McKegney also engaged in conversation with some of the book’s contributors. There to discuss regaining the gender balance in indigenous communities, and rethinking indigenous identities and masculinity, were: Niigaanwewidam James Sinclair (Anishinaabe – St. Peter’s/ Little Peguis), assistant professor in the department of native studies at the University of Manitoba; Warren Cariou (Métis – Meadow Lake), associate professor in the department of English at the U of M; and Duncan Mercredi, a Cree-Métis poet and storyteller from Grand Rapids, a community that has been impacted by hydro development.
Cariou spoke about the autobiography of James Tyman, Inside Out. A non-indigenous family who did not tell him of his indigenous roots adopted James Tyman. At school he encountered racism as other children teased him about his heritage. As an adult, Tyman adopted the stereotypical behaviours he had been teased about as a child.
In Tyman’s experience, we see that indigenous men are constantly confronted with stereotypes and thus they are learned. Cariou argued “stereotypes are so pernicious and so insidious; they are adopted into a person’s identity and it is very difficult to get them out of your head.”
He further explained that it is assumed that sports logos and other embodiments of indigenous stereotypes are “harmless or even honour indigenous people, but when you see stories like James Tyman, you see that they have a very, very powerfully negative effect [on] people’s lives.”

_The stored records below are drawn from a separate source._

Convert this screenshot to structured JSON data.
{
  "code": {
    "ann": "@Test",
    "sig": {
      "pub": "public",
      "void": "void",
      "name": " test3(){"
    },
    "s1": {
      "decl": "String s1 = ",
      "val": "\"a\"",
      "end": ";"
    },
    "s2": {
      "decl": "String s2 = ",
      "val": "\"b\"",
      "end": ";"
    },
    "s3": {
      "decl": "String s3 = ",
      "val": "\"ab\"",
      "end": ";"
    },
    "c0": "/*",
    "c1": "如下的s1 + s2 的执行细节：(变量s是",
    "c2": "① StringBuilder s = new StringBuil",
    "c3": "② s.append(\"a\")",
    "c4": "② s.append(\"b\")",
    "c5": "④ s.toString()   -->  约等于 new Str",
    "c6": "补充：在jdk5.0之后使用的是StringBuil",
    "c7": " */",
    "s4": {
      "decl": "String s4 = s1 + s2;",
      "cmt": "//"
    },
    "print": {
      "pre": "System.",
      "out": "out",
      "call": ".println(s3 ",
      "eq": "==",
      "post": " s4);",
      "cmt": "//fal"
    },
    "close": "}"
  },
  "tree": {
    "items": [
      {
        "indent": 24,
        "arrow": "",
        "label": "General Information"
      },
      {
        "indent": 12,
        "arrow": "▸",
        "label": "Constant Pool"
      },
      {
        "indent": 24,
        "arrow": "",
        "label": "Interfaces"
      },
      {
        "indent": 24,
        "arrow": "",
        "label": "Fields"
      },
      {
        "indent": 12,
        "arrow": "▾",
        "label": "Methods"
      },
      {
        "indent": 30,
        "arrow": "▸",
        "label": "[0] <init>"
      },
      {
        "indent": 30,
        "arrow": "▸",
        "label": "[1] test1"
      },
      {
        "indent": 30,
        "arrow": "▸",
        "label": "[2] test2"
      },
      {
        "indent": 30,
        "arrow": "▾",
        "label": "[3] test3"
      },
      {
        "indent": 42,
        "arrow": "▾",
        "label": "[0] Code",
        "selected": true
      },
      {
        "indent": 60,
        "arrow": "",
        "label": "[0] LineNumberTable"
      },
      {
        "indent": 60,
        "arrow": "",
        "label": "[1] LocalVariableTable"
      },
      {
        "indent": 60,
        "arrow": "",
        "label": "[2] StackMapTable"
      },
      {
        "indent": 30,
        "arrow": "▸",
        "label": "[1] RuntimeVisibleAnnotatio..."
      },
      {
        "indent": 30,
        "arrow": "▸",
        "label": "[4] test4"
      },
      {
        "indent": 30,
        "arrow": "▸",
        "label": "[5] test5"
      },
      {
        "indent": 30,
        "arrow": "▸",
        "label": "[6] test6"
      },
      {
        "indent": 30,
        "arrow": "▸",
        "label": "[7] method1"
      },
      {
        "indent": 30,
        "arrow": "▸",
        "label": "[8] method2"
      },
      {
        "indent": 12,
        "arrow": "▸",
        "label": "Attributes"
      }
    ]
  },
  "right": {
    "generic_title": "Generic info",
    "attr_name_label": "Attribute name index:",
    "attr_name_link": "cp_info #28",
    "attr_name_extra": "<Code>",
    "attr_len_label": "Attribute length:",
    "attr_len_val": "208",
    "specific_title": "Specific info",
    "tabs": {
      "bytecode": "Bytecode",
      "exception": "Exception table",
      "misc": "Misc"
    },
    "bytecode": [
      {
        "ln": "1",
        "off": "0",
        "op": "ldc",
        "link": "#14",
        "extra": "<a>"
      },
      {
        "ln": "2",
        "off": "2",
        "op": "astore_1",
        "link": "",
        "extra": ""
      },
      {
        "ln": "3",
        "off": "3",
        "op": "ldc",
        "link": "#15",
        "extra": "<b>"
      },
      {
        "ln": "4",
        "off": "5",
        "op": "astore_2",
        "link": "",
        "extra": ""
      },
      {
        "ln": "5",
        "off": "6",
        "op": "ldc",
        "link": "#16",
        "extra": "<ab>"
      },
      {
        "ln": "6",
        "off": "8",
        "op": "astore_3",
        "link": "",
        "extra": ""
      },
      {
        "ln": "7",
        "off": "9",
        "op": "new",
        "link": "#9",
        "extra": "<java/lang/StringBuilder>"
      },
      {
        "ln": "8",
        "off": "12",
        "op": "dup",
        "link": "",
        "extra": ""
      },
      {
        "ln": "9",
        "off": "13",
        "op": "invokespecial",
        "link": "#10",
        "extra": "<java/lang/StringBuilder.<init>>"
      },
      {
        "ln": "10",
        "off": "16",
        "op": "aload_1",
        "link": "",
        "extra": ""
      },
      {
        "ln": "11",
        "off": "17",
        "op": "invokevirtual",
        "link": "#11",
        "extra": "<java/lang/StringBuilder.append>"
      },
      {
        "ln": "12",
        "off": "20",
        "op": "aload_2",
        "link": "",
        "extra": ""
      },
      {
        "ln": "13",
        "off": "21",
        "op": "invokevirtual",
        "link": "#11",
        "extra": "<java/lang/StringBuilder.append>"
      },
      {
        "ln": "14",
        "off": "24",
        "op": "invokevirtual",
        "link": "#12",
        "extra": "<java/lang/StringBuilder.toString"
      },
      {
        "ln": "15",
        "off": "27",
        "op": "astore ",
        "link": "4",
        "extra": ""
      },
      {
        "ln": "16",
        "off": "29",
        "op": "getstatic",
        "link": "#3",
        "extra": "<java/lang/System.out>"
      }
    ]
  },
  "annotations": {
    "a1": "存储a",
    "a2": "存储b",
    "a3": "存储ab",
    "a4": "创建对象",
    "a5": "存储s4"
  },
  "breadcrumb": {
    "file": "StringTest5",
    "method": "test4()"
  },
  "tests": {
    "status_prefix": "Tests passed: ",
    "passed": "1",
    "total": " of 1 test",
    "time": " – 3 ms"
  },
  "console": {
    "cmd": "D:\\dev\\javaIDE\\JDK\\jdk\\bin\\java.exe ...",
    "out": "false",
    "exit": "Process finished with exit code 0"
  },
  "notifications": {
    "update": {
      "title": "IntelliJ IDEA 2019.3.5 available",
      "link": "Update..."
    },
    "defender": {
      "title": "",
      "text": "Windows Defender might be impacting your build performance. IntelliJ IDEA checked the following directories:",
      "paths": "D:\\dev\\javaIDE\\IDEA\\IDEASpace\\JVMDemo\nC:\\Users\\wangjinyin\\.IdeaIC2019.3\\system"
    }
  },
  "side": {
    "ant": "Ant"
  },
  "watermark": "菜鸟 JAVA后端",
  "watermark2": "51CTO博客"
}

Sinclair spoke at length about the importance of revitalizing indigenous conceptions of fatherhood. He explained that embedded in ceremonial existence are teachings about healthy relationships. Participating in ceremony provides indigenous men an opportunity to relearn indigenous gender systems.
“Everything you need to know about being a man and a father—the humility, the respect, the honour, the truth, the love, all of those things called the seven teachings—you can learn from making a fire [ . . . ] from becoming a firekeeper,” said Sinclair.
“If men saw fatherhood as a role to be celebrated and honoured, it would be a huge step for us as a people.”
Mercredi echoed the importance of traditions, and demonstrated how the dispossession and destruction of lands is contributing to the colonization of indigenous gender systems:
“In Grand Rapids, when the river was still alive there was about five miles of white water. When a child was born, a man would take his newborn and they would ride the river together, just the father and the baby, and the mother would walk back. And all that time we never let the baby go, in all the years we never lost a baby and that was a tradition that died when the river died, and of course things changed after that.”